All entries must be extracted exactly, with nothing added or dropped.

── GIVEN ENTRIES ──

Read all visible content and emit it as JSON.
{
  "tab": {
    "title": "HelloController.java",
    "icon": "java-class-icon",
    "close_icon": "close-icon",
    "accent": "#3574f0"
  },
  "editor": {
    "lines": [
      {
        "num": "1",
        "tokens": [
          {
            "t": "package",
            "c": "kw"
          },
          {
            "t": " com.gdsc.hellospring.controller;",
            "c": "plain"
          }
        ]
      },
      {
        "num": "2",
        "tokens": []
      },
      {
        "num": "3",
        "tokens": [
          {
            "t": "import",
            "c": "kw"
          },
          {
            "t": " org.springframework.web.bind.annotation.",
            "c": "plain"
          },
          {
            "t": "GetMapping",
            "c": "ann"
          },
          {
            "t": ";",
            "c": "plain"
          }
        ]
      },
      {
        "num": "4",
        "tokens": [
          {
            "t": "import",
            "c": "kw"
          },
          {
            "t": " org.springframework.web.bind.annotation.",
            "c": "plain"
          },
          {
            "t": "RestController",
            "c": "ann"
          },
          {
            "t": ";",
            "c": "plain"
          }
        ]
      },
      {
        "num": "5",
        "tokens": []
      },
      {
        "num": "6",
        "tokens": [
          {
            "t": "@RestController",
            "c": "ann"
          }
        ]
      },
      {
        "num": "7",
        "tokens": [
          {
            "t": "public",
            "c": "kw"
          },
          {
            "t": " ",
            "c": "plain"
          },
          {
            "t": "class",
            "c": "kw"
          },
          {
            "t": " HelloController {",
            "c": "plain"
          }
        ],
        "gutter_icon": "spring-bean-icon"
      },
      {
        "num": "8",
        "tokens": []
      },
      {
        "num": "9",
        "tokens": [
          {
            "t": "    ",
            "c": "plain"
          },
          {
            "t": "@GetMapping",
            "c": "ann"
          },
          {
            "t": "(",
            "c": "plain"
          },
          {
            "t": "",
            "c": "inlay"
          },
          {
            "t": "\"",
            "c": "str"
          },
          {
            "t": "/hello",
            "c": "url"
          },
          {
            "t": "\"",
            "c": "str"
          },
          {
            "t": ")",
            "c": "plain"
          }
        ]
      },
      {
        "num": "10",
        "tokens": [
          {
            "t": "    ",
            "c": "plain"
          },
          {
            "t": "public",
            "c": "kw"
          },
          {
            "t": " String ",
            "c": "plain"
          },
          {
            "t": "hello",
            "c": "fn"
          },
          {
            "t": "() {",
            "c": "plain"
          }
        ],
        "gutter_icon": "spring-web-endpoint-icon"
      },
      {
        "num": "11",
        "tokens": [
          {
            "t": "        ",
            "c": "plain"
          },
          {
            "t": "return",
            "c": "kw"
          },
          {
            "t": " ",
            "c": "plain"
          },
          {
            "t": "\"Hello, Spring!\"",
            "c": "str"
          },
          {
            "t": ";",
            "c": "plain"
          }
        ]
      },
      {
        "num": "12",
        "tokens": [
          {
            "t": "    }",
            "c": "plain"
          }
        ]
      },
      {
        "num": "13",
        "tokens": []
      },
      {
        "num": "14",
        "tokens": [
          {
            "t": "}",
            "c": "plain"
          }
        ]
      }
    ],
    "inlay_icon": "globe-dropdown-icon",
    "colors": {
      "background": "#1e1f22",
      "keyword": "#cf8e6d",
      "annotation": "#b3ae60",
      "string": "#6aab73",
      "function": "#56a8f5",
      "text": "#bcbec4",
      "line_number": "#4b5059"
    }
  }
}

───

● **WRITTEN SOLUTION**
Read all visible content and emit it as JSON.
{
  "tab": {
    "title": "HelloController.java",
    "icon": "java-class-icon",
    "close_icon": "close-icon",
    "accent": "#3574f0"
  },
  "editor": {
    "lines": [
      {
        "num": "1",
        "tokens": [
          {
            "t": "package",
            "c": "kw"
          },
          {
            "t": " com.gdsc.hellospring.controller;",
            "c": "plain"
          }
        ]
      },
      {
        "num": "2",
        "tokens": []
      },
      {
        "num": "3",
        "tokens": [
          {
            "t": "import",
            "c": "kw"
          },
          {
            "t": " org.springframework.web.bind.annotation.",
            "c": "plain"
          },
          {
            "t": "GetMapping",
            "c": "ann"
          },
          {
            "t": ";",
            "c": "plain"
          }
        ]
      },
      {
        "num": "4",
        "tokens": [
          {
            "t": "import",
            "c": "kw"
          },
          {
            "t": " org.springframework.web.bind.annotation.",
            "c": "plain"
          },
          {
            "t": "RestController",
            "c": "ann"
          },
          {
            "t": ";",
            "c": "plain"
          }
        ]
      },
      {
        "num": "5",
        "tokens": []
      },
      {
        "num": "6",
        "tokens": [
          {
            "t": "@RestController",
            "c": "ann"
          }
        ]
      },
      {
        "num": "7",
        "tokens": [
          {
            "t": "public",
            "c": "kw"
          },
          {
            "t": " ",
            "c": "plain"
          },
          {
            "t": "class",
            "c": "kw"
          },
          {
            "t": " HelloController {",
            "c": "plain"
          }
        ],
        "gutter_icon": "spring-bean-icon"
      },
      {
        "num": "8",
        "tokens": []
      },
      {
        "num": "9",
        "tokens": [
          {
            "t": "    ",
            "c": "plain"
          },
          {
            "t": "@GetMapping",
            "c": "ann"
          },
          {
            "t": "(",
            "c": "plain"
          },
          {
            "t": "",
            "c": "inlay"
          },
          {
            "t": "\"",
            "c": "str"
          },
          {
            "t": "/hello",
            "c": "url"
          },
          {
            "t": "\"",
            "c": "str"
          },
          {
            "t": ")",
            "c": "plain"
          }
        ]
      },
      {
        "num": "10",
        "tokens": [
          {
            "t": "    ",
            "c": "plain"
          },
          {
            "t": "public",
            "c": "kw"
          },
          {
            "t": " String ",
            "c": "plain"
          },
          {
            "t": "hello",
            "c": "fn"
          },
          {
            "t": "() {",
            "c": "plain"
          }
        ],
        "gutter_icon": "spring-web-endpoint-icon"
      },
      {
        "num": "11",
        "tokens": [
          {
            "t": "        ",
            "c": "plain"
          },
          {
            "t": "return",
            "c": "kw"
          },
          {
            "t": " ",
            "c": "plain"
          },
          {
            "t": "\"Hello, Spring!\"",
            "c": "str"
          },
          {
            "t": ";",
            "c": "plain"
          }
        ]
      },
      {
        "num": "12",
        "tokens": [
          {
            "t": "    }",
            "c": "plain"
          }
        ]
      },
      {
        "num": "13",
        "tokens": []
      },
      {
        "num": "14",
        "tokens": [
          {
            "t": "}",
            "c": "plain"
          }
        ]
      }
    ],
    "inlay_icon": "globe-dropdown-icon",
    "colors": {
      "background": "#1e1f22",
      "keyword": "#cf8e6d",
      "annotation": "#b3ae60",
      "string": "#6aab73",
      "function": "#56a8f5",
      "text": "#bcbec4",
      "line_number": "#4b5059"
    }
  }
}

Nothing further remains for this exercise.